ten years removed from the farm
where she was born, and only late-
ly has started to jot down little
snippets and remembrances from
Her book is packed with stories
about corn shuckings, making mo-
lasses and chopping cotton. There
are word pictures of how it was
growing up in rural Cleveland
County during the 20's and 30's.
"For dessert, Mama would make
a big batch of tea cakes, apple cus-
tard and ginger bread,” she writcs.
The description brings smells of a
cozy farm kitchen during harvest
time, and is guaranteed to twang
the taste buds of anybody who
grew up on a farm.
Mary was one of five girls born
to Boyce and Mary Suc Weir
McGill on a farm about five miles
outside of Kings Mountain toward
Two of her sisters, Willie Tone
McGill and Ruth McGill Hallman,
taught for many years in the local
Miss McGill lives alone, she never
marricd, and spends a great deal of
her time at church activities.
"A ycar or two ago,” she says, "I
got to thinking about those good
days on the farm, and [ started jot-
Mary McGill remembers life on the farm
ting down what I could remember,
just to record the history more or
Questioned as to why she never
got married, Mary's eyes twinkle,
"Well, I kept company with a cou-
ple of fellows when I moved to
town but they both died.
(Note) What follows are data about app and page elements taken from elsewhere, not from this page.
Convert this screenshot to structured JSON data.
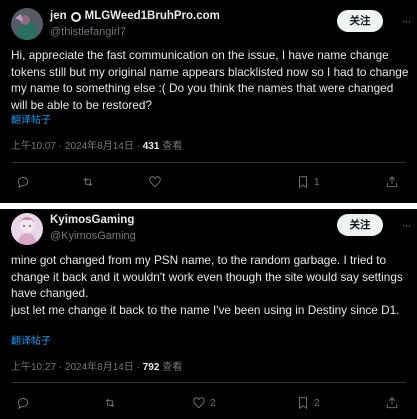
{
  "colors": {
    "accent": "#1d9bf0",
    "verified_badge": "#e7e9ea",
    "background": "#000000"
  },
  "tweets": [
    {
      "display_name": "jen",
      "badge_icon": "circle-badge-icon",
      "affiliation": "MLGWeed1BruhPro.com",
      "handle": "@thistlefangirl7",
      "follow_label": "关注",
      "text": "Hi, appreciate the fast communication on the issue, I have name change tokens still but my original name appears blacklisted now so I had to change my name to something else :( Do you think the names that were changed will be able to be restored?",
      "translate_label": "翻译帖子",
      "time": "上午10:07 · 2024年8月14日 · ",
      "views_count": "431",
      "views_label": " 查看",
      "actions": {
        "reply": "",
        "repost": "",
        "like": "",
        "bookmark": "1"
      }
    },
    {
      "display_name": "KyimosGaming",
      "handle": "@KyimosGaming",
      "follow_label": "关注",
      "text": "mine got changed from my PSN name, to the random garbage. I tried to change it back and it wouldn't work even though the site would say settings have changed.\njust let me change it back to the name I've been using in Destiny since D1.",
      "translate_label": "翻译帖子",
      "time": "上午10:27 · 2024年8月14日 · ",
      "views_count": "792",
      "views_label": " 查看",
      "actions": {
        "reply": "",
        "repost": "",
        "like": "2",
        "bookmark": "2"
      }
    }
  ]
}
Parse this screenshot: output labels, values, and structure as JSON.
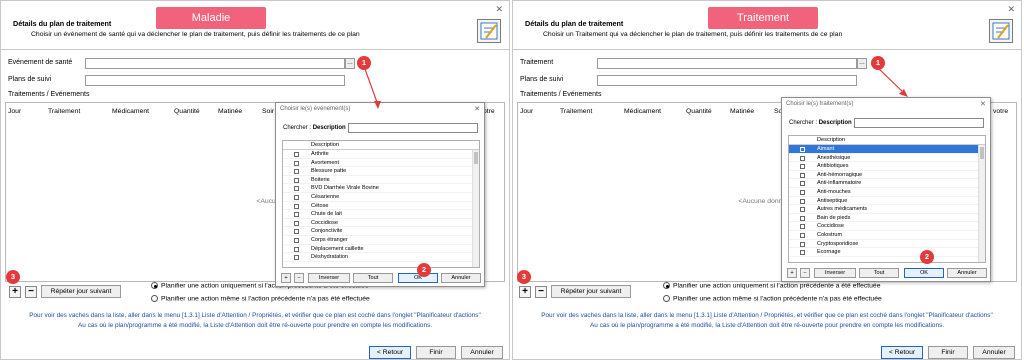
{
  "left": {
    "tag": "Maladie",
    "title": "Détails du plan de traitement",
    "subtitle": "Choisir un événement de santé qui va déclencher le plan de traitement, puis définir les traitements de ce plan",
    "field1_label": "Evénement de santé",
    "field2_label": "Plans de suivi",
    "section": "Traitements / Evénements",
    "columns": [
      "Jour",
      "Traitement",
      "Médicament",
      "Quantité",
      "Matinée",
      "Soir"
    ],
    "empty": "<Aucune donnée à",
    "col_tail": "ptre",
    "popup": {
      "title": "Choisir le(s) événement(s)",
      "search_prefix": "Chercher :",
      "search_field": "Description",
      "header": "Description",
      "items": [
        "Arthrite",
        "Avortement",
        "Blessure patte",
        "Boiterie",
        "BVD Diarrhée Virale Bovine",
        "Césarienne",
        "Cétose",
        "Chute de lait",
        "Coccidiose",
        "Conjonctivite",
        "Corps étranger",
        "Déplacement caillette",
        "Déshydratation"
      ],
      "selected": -1,
      "buttons": [
        "Inverser",
        "Tout",
        "OK",
        "Annuler"
      ]
    }
  },
  "right": {
    "tag": "Traitement",
    "title": "Détails du plan de traitement",
    "subtitle": "Choisir un Traitement qui va déclencher le plan de traitement, puis définir les traitements de ce plan",
    "field1_label": "Traitement",
    "field2_label": "Plans de suivi",
    "section": "Traitements / Evénements",
    "columns": [
      "Jour",
      "Traitement",
      "Médicament",
      "Quantité",
      "Matinée",
      "Soir"
    ],
    "empty": "<Aucune donnée à",
    "col_tail": "votre",
    "popup": {
      "title": "Choisir le(s) traitement(s)",
      "search_prefix": "Chercher :",
      "search_field": "Description",
      "header": "Description",
      "items": [
        "Aimant",
        "Anesthésique",
        "Antibiotiques",
        "Anti-hémorragique",
        "Anti-inflammatoire",
        "Anti-mouches",
        "Antiseptique",
        "Autres médicaments",
        "Bain de pieds",
        "Coccidiose",
        "Colostrum",
        "Cryptosporidiose",
        "Ecornage"
      ],
      "selected": 0,
      "buttons": [
        "Inverser",
        "Tout",
        "OK",
        "Annuler"
      ]
    }
  },
  "common": {
    "plus": "+",
    "minus": "−",
    "repeat": "Répéter jour suivant",
    "radio1": "Planifier une action uniquement si l'action précédente a été effectuée",
    "radio2": "Planifier une action même si l'action précédente n'a pas été effectuée",
    "info1": "Pour voir des vaches dans la liste, aller dans le menu [1.3.1] Liste d'Attention / Propriétés, et vérifier que ce plan est coché dans l'onglet \"Planificateur d'actions\"",
    "info2": "Au cas où le plan/programme a été modifié, la Liste d'Attention doit être ré-ouverte pour prendre en compte les modifications.",
    "back": "< Retour",
    "finish": "Finir",
    "cancel": "Annuler",
    "badges": [
      "1",
      "2",
      "3"
    ],
    "radio_selected": 1
  },
  "colors": {
    "tag_bg": "#f0637a",
    "badge": "#e23b3b",
    "link": "#1f4bb0",
    "select": "#3078d8"
  }
}
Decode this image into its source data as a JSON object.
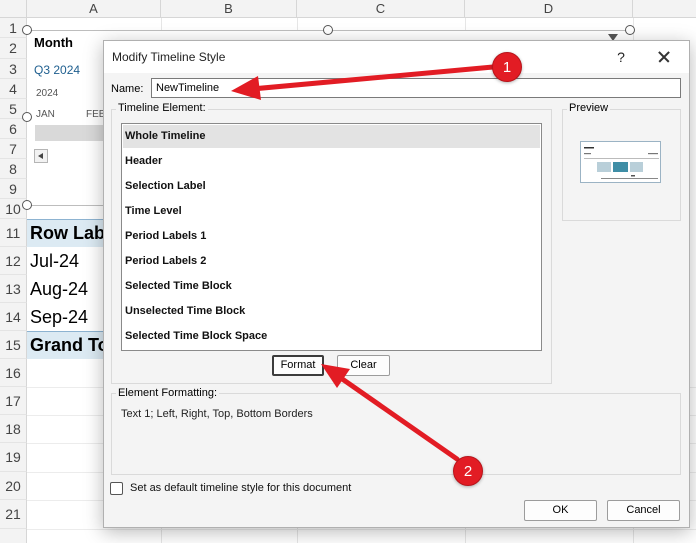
{
  "spreadsheet": {
    "columns": [
      "A",
      "B",
      "C",
      "D"
    ],
    "rows": [
      "1",
      "2",
      "3",
      "4",
      "5",
      "6",
      "7",
      "8",
      "9",
      "10",
      "11",
      "12",
      "13",
      "14",
      "15",
      "16",
      "17",
      "18",
      "19",
      "20",
      "21"
    ],
    "timeline": {
      "title": "Month",
      "period": "Q3 2024",
      "year": "2024",
      "months": [
        "JAN",
        "FEB"
      ]
    },
    "pivot": {
      "row_labels_header": "Row Labels",
      "rows": [
        "Jul-24",
        "Aug-24",
        "Sep-24"
      ],
      "grand_total": "Grand Total"
    }
  },
  "dialog": {
    "title": "Modify Timeline Style",
    "help_label": "?",
    "name_label": "Name:",
    "name_value": "NewTimeline",
    "timeline_element_label": "Timeline Element:",
    "elements": [
      "Whole Timeline",
      "Header",
      "Selection Label",
      "Time Level",
      "Period Labels 1",
      "Period Labels 2",
      "Selected Time Block",
      "Unselected Time Block",
      "Selected Time Block Space"
    ],
    "selected_element": "Whole Timeline",
    "format_button": "Format",
    "clear_button": "Clear",
    "preview_label": "Preview",
    "element_formatting_label": "Element Formatting:",
    "element_formatting_text": "Text 1; Left, Right, Top, Bottom Borders",
    "default_checkbox_label": "Set as default timeline style for this document",
    "default_checkbox_checked": false,
    "ok_button": "OK",
    "cancel_button": "Cancel"
  },
  "annotations": {
    "color": "#e21c24",
    "badges": [
      "1",
      "2"
    ]
  }
}
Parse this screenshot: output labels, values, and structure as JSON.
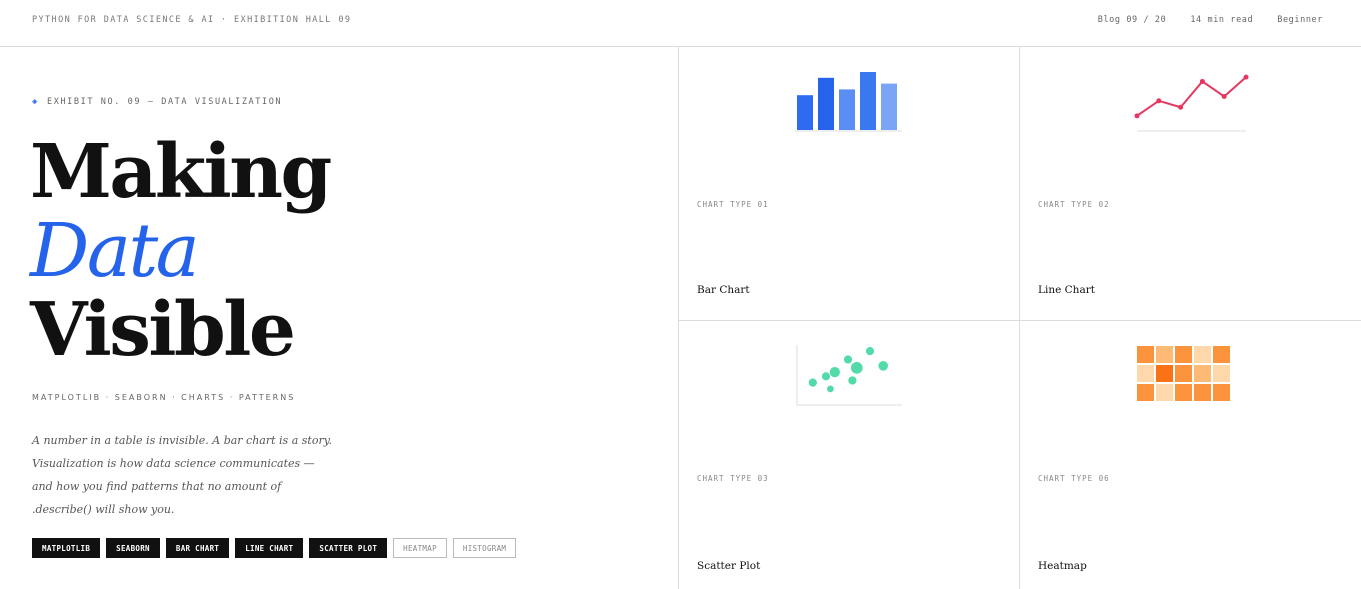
{
  "header": {
    "crumb": "PYTHON FOR DATA SCIENCE & AI · EXHIBITION HALL 09",
    "blog": "Blog 09 / 20",
    "read_time": "14 min read",
    "level": "Beginner"
  },
  "hero": {
    "eyebrow": "EXHIBIT NO. 09 — DATA VISUALIZATION",
    "line1": "Making",
    "line2": "Data",
    "line3": "Visible",
    "tagline": "MATPLOTLIB · SEABORN · CHARTS · PATTERNS",
    "lede": "A number in a table is invisible. A bar chart is a story. Visualization is how data science communicates — and how you find patterns that no amount of .describe() will show you.",
    "tags": [
      "MATPLOTLIB",
      "SEABORN",
      "BAR CHART",
      "LINE CHART",
      "SCATTER PLOT"
    ],
    "outline_tags": [
      "HEATMAP",
      "HISTOGRAM"
    ]
  },
  "cards": [
    {
      "num": "CHART TYPE 01",
      "title": "Bar Chart",
      "icon": "bar-chart-icon"
    },
    {
      "num": "CHART TYPE 02",
      "title": "Line Chart",
      "icon": "line-chart-icon"
    },
    {
      "num": "CHART TYPE 03",
      "title": "Scatter Plot",
      "icon": "scatter-plot-icon"
    },
    {
      "num": "CHART TYPE 06",
      "title": "Heatmap",
      "icon": "heatmap-icon"
    }
  ],
  "colors": {
    "accent": "#2563eb",
    "bar": [
      "#2f6bf0",
      "#2563eb",
      "#5b8ef5",
      "#3a78f2",
      "#7aa5f7"
    ],
    "line": "#e5375f",
    "scatter": "#34d399",
    "heat": [
      "#fdba74",
      "#fed7aa",
      "#fb923c",
      "#f97316",
      "#ffedd5"
    ]
  },
  "chart_data": [
    {
      "type": "bar",
      "values": [
        0.6,
        0.9,
        0.7,
        1.0,
        0.8
      ]
    },
    {
      "type": "line",
      "values": [
        0.05,
        0.4,
        0.25,
        0.85,
        0.5,
        0.95
      ]
    },
    {
      "type": "scatter",
      "points": [
        [
          0.1,
          0.2,
          0.3
        ],
        [
          0.25,
          0.35,
          0.3
        ],
        [
          0.3,
          0.05,
          0.2
        ],
        [
          0.35,
          0.45,
          0.45
        ],
        [
          0.5,
          0.75,
          0.3
        ],
        [
          0.55,
          0.25,
          0.3
        ],
        [
          0.6,
          0.55,
          0.55
        ],
        [
          0.75,
          0.95,
          0.3
        ],
        [
          0.9,
          0.6,
          0.4
        ]
      ]
    },
    {
      "type": "heatmap",
      "rows": 3,
      "cols": 5,
      "values": [
        [
          2,
          0,
          2,
          1,
          2
        ],
        [
          1,
          3,
          2,
          0,
          1
        ],
        [
          2,
          1,
          2,
          2,
          2
        ]
      ]
    }
  ]
}
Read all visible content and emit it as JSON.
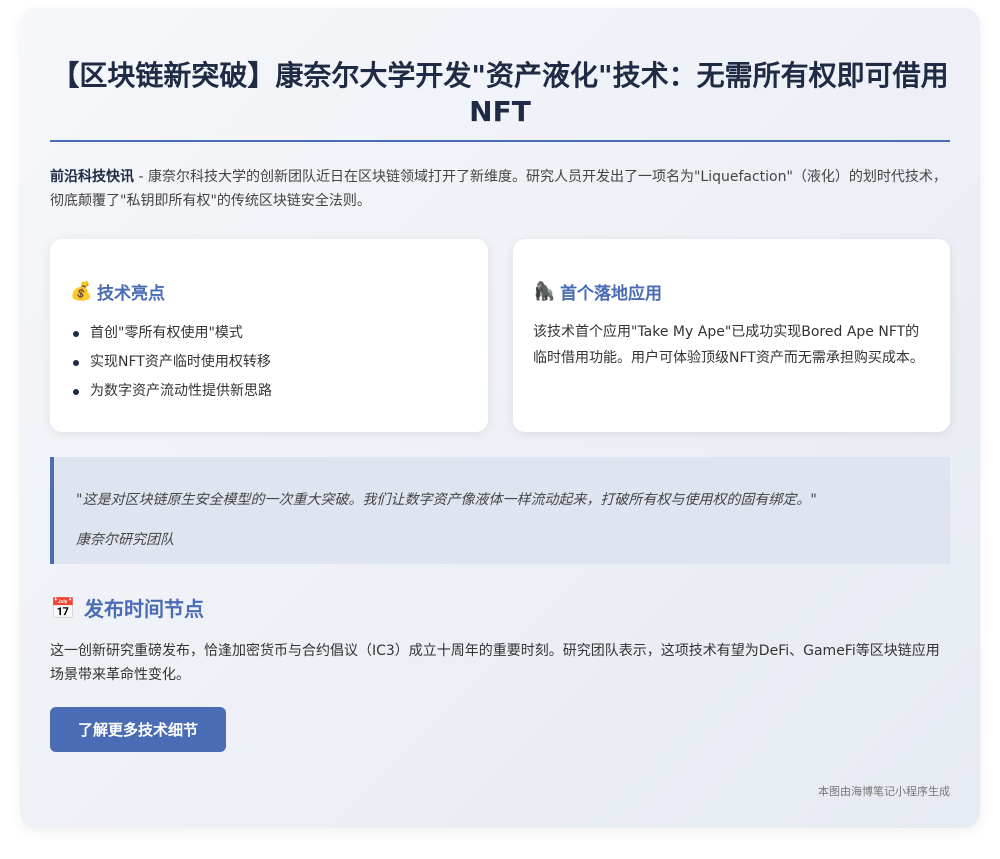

I'm look-
The handwritten pages are rivet-
ing, and presented in a simple style
that is easy to read.
She describes farm life in an era
when neighbors helped neighbors,
and relatives visited for Sunday
"Cotton was our main crop,” she
said, "My sisters helped Daddy
work the cotton field, Mama didn't
like that much. I came along a little
late to help out in the ficlds. We
raised most of our own food. We
had a big vegetable garden and we
slaughtered four hogs a year. I did-
n't like that very much. It was too
messy. We smoked some of the
meat with oak chips. Daddy had a
special way of smoking ham. He'd
hang them in the smokehousc for a
while then take them out and mix
peppers, molasses and flour, then
we'd all pitch in and smcar the
mixture on the hams. Next we'd put
them in bags and hang them back
in the smokehouse until we needed
"Christmas time we'd all gather
around the piano and sing. We
were a musical family. Two of my
sisters played piano, and Mama
played a little. Daddy sang Bass
and tenor, Mother sang alto and I
was a soprano. My father liked to
sing. He was always a member of
the church choir. I've been told I
have a good singing voice. I might
have become a professional singer,
but I didn't know how to go about
getting started. I like to sing,
though. I sang a solo in church just
"We all pitched in during the
holiday season. Even though I was
the youngest, I helped with the
cooking, washing and especially
the eating. I was always a big cater,
and I have a sweet tooth. I remem-
ber Mama used to make chicken
pic in a huge dish pan."
Mary knows her family was one
of the first in Kings Mountain, she
remembers her grandfather,
Thomas James McGill who fought
See McGill, 2-A